T. Boone Pickens, larger-than-life energy tycoon and OSU diehard, dies at 91
By Cheryl Hall
Pickens had an energy career that went from laborer to tycoon — and the Oklahoma State benefactor was among the few business elites granted “dual citizenship” on both sides of the Red River.
T. Boone Pickens, legendary energy executive, philanthropist, ardent Oklahoma State University supporter and one of America’s most famous entrepreneurs, died peacefully Wednesday of natural causes at his home in Dallas. He was 91.
Pickens had an energy career that went from laborer to corporate take-over raider to tycoon to business soothsayer. He was among the few business elites granted “dual citizenship” on both sides of the Red River.
L.A. movie producers would have been hard-pressed to create an exaggerated Hollywood version of the real-life man.
“Ralph Waldo Emerson said, ‘Do not go where the path might lead, but instead go instead where there is no path and leave a trail.’ That was Boone,” said retired banker Alan White, one of Pickens’ closest friends. “Boone was always going some place where there was no path. He left trails all of his life. Many of us had the good fortune of being able to follow along with him.”
“Herb, Boone and my father were members of our society who will never be replaced,” said Ross Perot Jr. “They were unique, quality, driven men who had larger-than-life personalities and who made a huge, positive impact on our community and our country.
“I feel so blessed that the Lord allowed me to know a man like Boone Pickens.”
Plans for memorial services in Dallas and Stillwater, Okla., are pending. Pickens will be buried at Karsten Creek Golf Club, home to the OSU golf team.
Born in Holdenville, a small town in eastern Oklahoma, Pickens spent his adult years as a longtime resident of Dallas and his massive Mesa Vista Ranch in the Panhandle.

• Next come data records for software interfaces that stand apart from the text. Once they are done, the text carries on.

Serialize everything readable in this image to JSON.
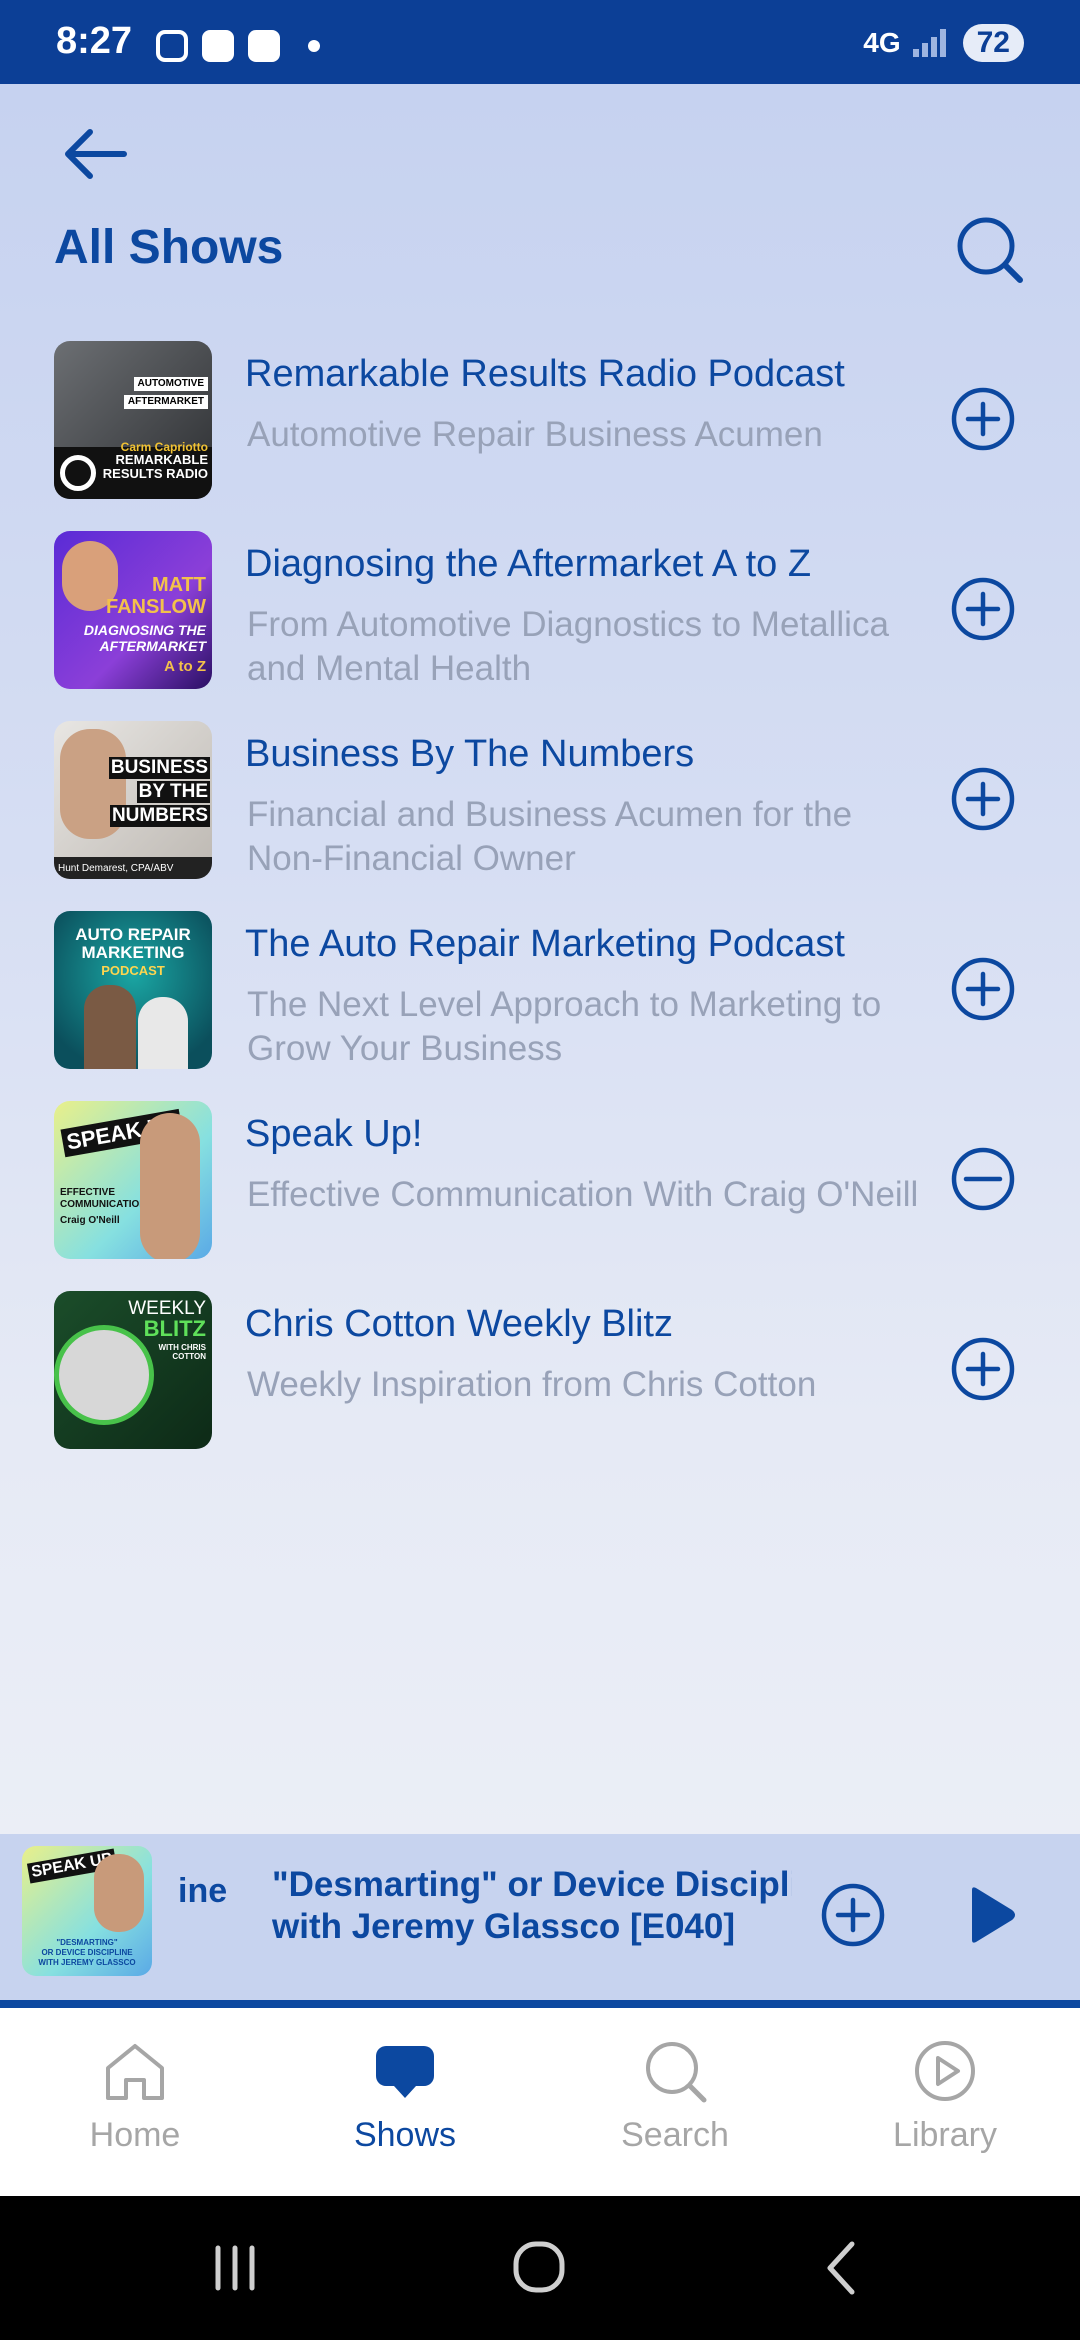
{
  "status_bar": {
    "time": "8:27",
    "network": "4G",
    "battery": "72"
  },
  "header": {
    "title": "All Shows"
  },
  "shows": [
    {
      "title": "Remarkable Results Radio Podcast",
      "subtitle": "Automotive Repair Business Acumen",
      "subscribed": false,
      "art": {
        "lines": [
          "AUTOMOTIVE",
          "AFTERMARKET",
          "Carm Capriotto",
          "REMARKABLE",
          "RESULTS RADIO"
        ]
      }
    },
    {
      "title": "Diagnosing the Aftermarket A to Z",
      "subtitle": "From Automotive Diagnostics to Metallica and Mental Health",
      "subscribed": false,
      "art": {
        "lines": [
          "MATT",
          "FANSLOW",
          "DIAGNOSING THE",
          "AFTERMARKET",
          "A to Z"
        ]
      }
    },
    {
      "title": "Business By The Numbers",
      "subtitle": "Financial and Business Acumen for the Non-Financial Owner",
      "subscribed": false,
      "art": {
        "lines": [
          "BUSINESS",
          "BY THE",
          "NUMBERS",
          "Hunt Demarest, CPA/ABV"
        ]
      }
    },
    {
      "title": "The Auto Repair Marketing Podcast",
      "subtitle": "The Next Level Approach to Marketing to Grow Your Business",
      "subscribed": false,
      "art": {
        "lines": [
          "AUTO REPAIR",
          "MARKETING",
          "PODCAST"
        ]
      }
    },
    {
      "title": "Speak Up!",
      "subtitle": "Effective Communication With Craig O'Neill",
      "subscribed": true,
      "art": {
        "lines": [
          "SPEAK UP",
          "EFFECTIVE",
          "COMMUNICATION",
          "Craig O'Neill"
        ]
      }
    },
    {
      "title": "Chris Cotton Weekly Blitz",
      "subtitle": "Weekly Inspiration from Chris Cotton",
      "subscribed": false,
      "art": {
        "lines": [
          "WEEKLY",
          "BLITZ",
          "WITH CHRIS",
          "COTTON"
        ]
      }
    }
  ],
  "mini_player": {
    "show_fragment": "ine",
    "episode_title": "\"Desmarting\" or Device Discipli with Jeremy Glassco [E040]",
    "episode_line1": "\"Desmarting\" or Device Discipli",
    "episode_line2": "with Jeremy Glassco [E040]",
    "art_lines": [
      "SPEAK UP",
      "\"DESMARTING\"",
      "OR DEVICE DISCIPLINE",
      "WITH JEREMY GLASSCO"
    ]
  },
  "nav": [
    {
      "label": "Home",
      "active": false
    },
    {
      "label": "Shows",
      "active": true
    },
    {
      "label": "Search",
      "active": false
    },
    {
      "label": "Library",
      "active": false
    }
  ],
  "colors": {
    "primary": "#0c48a0",
    "status_bar": "#0c3f96",
    "inactive": "#a6a6a6",
    "subtitle": "#98a2b8"
  }
}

George W. Bush, Dick Cheney, Nancy Reagan, Ted Turner and George Strait were among the notables Pickens hosted at his beloved 68,000-acre ranch, which is miles upon miles of mesas, man-made lakes and rivers, and pristine wildlife habitat.
Bush praised Pickens for being “bold, imaginative, and daring.”
“He was successful – and more importantly, he generously shared his success with institutions and communities across Texas and Oklahoma,” the former president said in a statement. “He loved the outdoors, his country, and his friends and family.”
In late 2016, Pickens suffered the first of a series of small strokes that affected his speech. In mid-July 2017, he had what he called “a Texas-size fall” that landed him in the hospital and sidelined him from most public appearances.
It was quite a setback for “the Oracle of Oil” who was known for his verbal soothsaying. But he continued to make his opinions known, using Twitter and LinkedIn as his bully pulpit.
Pickens’ closest cronies were three fellow Dallas transplants who became local powerbrokers: retired PlainsCapital chairman White, Dallas Cowboys owner Jerry Jones and beer distributor Barry Andrews.
“Boone was stubborn. He was tough,” said White. “He had more charisma than anyone I’ve ever known. He was billionaire rich, and he went broke two or three times. But every time that he was knocked down on his knees, he got back up, dusted himself off and went right back at it.”